Yet women are so “into” the cult of Mary Kay that they overlook the high turnover numbers. They deny that those numbers exist, even though Mary Kay Inc. admits that they are true. If the Mary Kay consultant even considers that the failure numbers are true, she convinces herself that those enormous numbers are only because those people were losers or quitters who didn’t work hard and didn’t follow “the plan.”
3. Ross points out that some commercial groups, particularly multi-level marketing companies, appear cult-like. He mentions that the groups stress total commitment, avoid answering critical questions, and use manipulative techniques to achieve their goals.
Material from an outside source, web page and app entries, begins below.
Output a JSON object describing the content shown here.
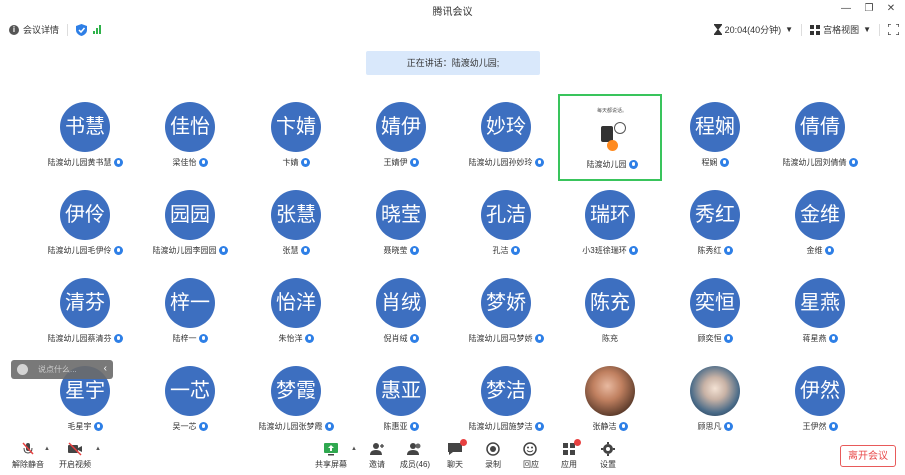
{
  "window": {
    "title": "腾讯会议"
  },
  "toolbar": {
    "details_label": "会议详情",
    "time": "20:04(40分钟)",
    "view_label": "宫格视图"
  },
  "speaking": {
    "text": "正在讲话：陆渡幼儿园;"
  },
  "participants": [
    {
      "avatar": "书慧",
      "name": "陆渡幼儿园黄书慧",
      "mic": true
    },
    {
      "avatar": "佳怡",
      "name": "梁佳怡",
      "mic": true
    },
    {
      "avatar": "卞婧",
      "name": "卞婧",
      "mic": true
    },
    {
      "avatar": "婧伊",
      "name": "王婧伊",
      "mic": true
    },
    {
      "avatar": "妙玲",
      "name": "陆渡幼儿园孙妙玲",
      "mic": true
    },
    {
      "avatar": "",
      "name": "陆渡幼儿园",
      "mic": true,
      "screen": true
    },
    {
      "avatar": "程娴",
      "name": "程娴",
      "mic": true
    },
    {
      "avatar": "倩倩",
      "name": "陆渡幼儿园刘倩倩",
      "mic": true
    },
    {
      "avatar": "伊伶",
      "name": "陆渡幼儿园毛伊伶",
      "mic": true
    },
    {
      "avatar": "园园",
      "name": "陆渡幼儿园李园园",
      "mic": true
    },
    {
      "avatar": "张慧",
      "name": "张慧",
      "mic": true
    },
    {
      "avatar": "晓莹",
      "name": "聂晓莹",
      "mic": true
    },
    {
      "avatar": "孔洁",
      "name": "孔洁",
      "mic": true
    },
    {
      "avatar": "瑞环",
      "name": "小3班徐瑞环",
      "mic": true
    },
    {
      "avatar": "秀红",
      "name": "陈秀红",
      "mic": true
    },
    {
      "avatar": "金维",
      "name": "金维",
      "mic": true
    },
    {
      "avatar": "清芬",
      "name": "陆渡幼儿园蔡清芬",
      "mic": true
    },
    {
      "avatar": "梓一",
      "name": "陆梓一",
      "mic": true
    },
    {
      "avatar": "怡洋",
      "name": "朱怡洋",
      "mic": true
    },
    {
      "avatar": "肖绒",
      "name": "倪肖绒",
      "mic": true
    },
    {
      "avatar": "梦娇",
      "name": "陆渡幼儿园马梦娇",
      "mic": true
    },
    {
      "avatar": "陈充",
      "name": "陈充",
      "mic": false
    },
    {
      "avatar": "奕恒",
      "name": "顾奕恒",
      "mic": true
    },
    {
      "avatar": "星燕",
      "name": "蒋星燕",
      "mic": true
    },
    {
      "avatar": "星宇",
      "name": "毛星宇",
      "mic": true
    },
    {
      "avatar": "一芯",
      "name": "吴一芯",
      "mic": true
    },
    {
      "avatar": "梦霞",
      "name": "陆渡幼儿园张梦霞",
      "mic": true
    },
    {
      "avatar": "惠亚",
      "name": "陈惠亚",
      "mic": true
    },
    {
      "avatar": "梦洁",
      "name": "陆渡幼儿园施梦洁",
      "mic": true
    },
    {
      "avatar": "",
      "name": "张静洁",
      "mic": true,
      "photo": "photo1"
    },
    {
      "avatar": "",
      "name": "顾思凡",
      "mic": true,
      "photo": "photo2"
    },
    {
      "avatar": "伊然",
      "name": "王伊然",
      "mic": true
    }
  ],
  "screen_share": {
    "caption": "每天都说话。"
  },
  "chat": {
    "placeholder": "说点什么..."
  },
  "bottom": {
    "unmute": "解除静音",
    "video": "开启视频",
    "share": "共享屏幕",
    "invite": "邀请",
    "members": "成员(46)",
    "chat": "聊天",
    "record": "录制",
    "react": "回应",
    "apps": "应用",
    "settings": "设置",
    "leave": "离开会议"
  },
  "colors": {
    "avatar_bg": "#3d6fc0",
    "active_border": "#39c45c",
    "leave_red": "#e84a4a",
    "mic_blue": "#2e7fe6"
  }
}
This describes Mary Kay exactly. Consultants are taught to have unquestioning devotion to the company and its founder. Asking critical questions about the methods of conducting business will be seen as negative and may result in shunning.
Mary Kay consultants should not hang around anyone who may have a negative opinion about the company or MLM in general. They don’t know what they’re talking about and they might have a bad influence, so it is best to stay away from them. (In reality, they just don’t want you hearing the truth.)
4. Cults draw in all kinds of people, and no one type of person is more vulnerable than others. Intelligent, strong people can become involved in cults as easily as those from unstable backgrounds. All kinds of people can be drawn in because cult members are good at “persuasion and indoctrination”
One common thread amongst ex-Mary Kay consultants is a disbelief that we got “sucked in” and fell for the hype. Many of those who “failed” in MK were intelligent, hard-working women who never thought they’d be involved in a scam of any kind. They believed what they were told about the Mary Kay opportunity. What they didn’t realize is that they were the target of an elaborate con game: Gain the trust and confidence, instruct her what to do, collect the paycheck.
No one is immune to the draw of Mary Kay. The benefits sound wonderful, and the work is made to sound easy. The true time commitment is never told, and the financial and intangible benefits are played up. Even women in rewarding careers can be sucked into the Mary Kay pink bubble and desire “something more.”
These are just a few of the basics of cults. More in-depth information in the coming days.